A version of this story originally appeared on the UBC 3MT Graduate & Postdoctoral Studies website.
Ten graduate students competed in the UBC-wide Three Minute Thesis (3MT) final in early May to find out who could best summarize and present years of research in only three minutes. Their research touched on topics such as lung cancer, human stem cells, sexual pain, honey bees and infant gut microbiomes.
The judges agreed that their research was impressive and that it took careful deliberation to declare the final results – four winners.
First place (and People’s Choice)
Emilie Carpentier, PhD in Physics, Liver cancer? No need to hold your breath for a cure! Supervisor: Dr. Tony Mestrovic
Emilie had the honour of representing UBC at the 2022 Western Canadian Regional 3MT Finals in Winnipeg on May 6. “It’s an honour to be a 3MT winner. This event really showcases some of the fascinating research happening at UBC. It was inspiring to be a part of that and to hear everyone else’s incredible talks, and I’m very grateful that I was chosen to be a winner.”

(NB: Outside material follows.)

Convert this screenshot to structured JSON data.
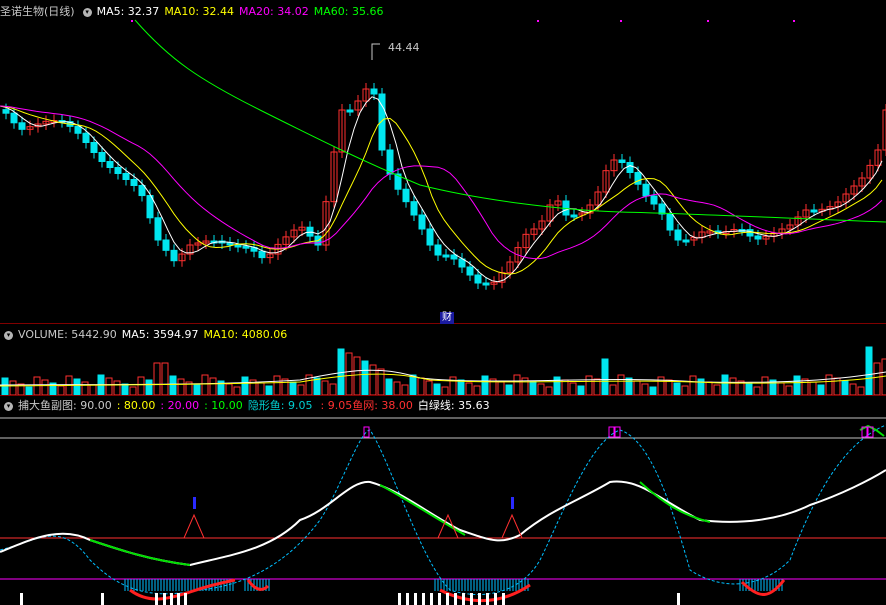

Emilie completed her undergraduate degree in physics, but says once she learned that physics could be applied to treating cancer, the field of medical physics felt like a fulfilling way to apply her skills. “I have really enjoyed my PhD and applying my physics background to health care by doing medical physics research,” says Emilie. “I’m really happy that my work has been useful and is improving radiation therapy treatments for liver cancer patients, and I hope I can continue to make positive contributions in this field over my career.”
Emilie’s 4D modelling technique as discussed in her presentation has already been applied in real-life scenarios. Organs in the body can move as much as 2 cm when the patient breaths, which is a huge amount for radiation targeting specific areas. The modelling technique she discussed is meant to improve cancer outcomes with better radiation targeting. “It is a really awesome feeling knowing that my 4D modelling has been applied in real life and is helping people,” says Emilie.
Second and Third place winners went to students across different departments at UBC. PHAS student Simone Hagey, MSc in Astronomy, under supervisor Dr. Aaron Boley, also made the UBC-wide finals for her talk on "The deathspiral of hot Jupiters".
The videos from the semi-finals and final events are available on our YouTube channel.
3MT @UBC firstname.lastname@example.org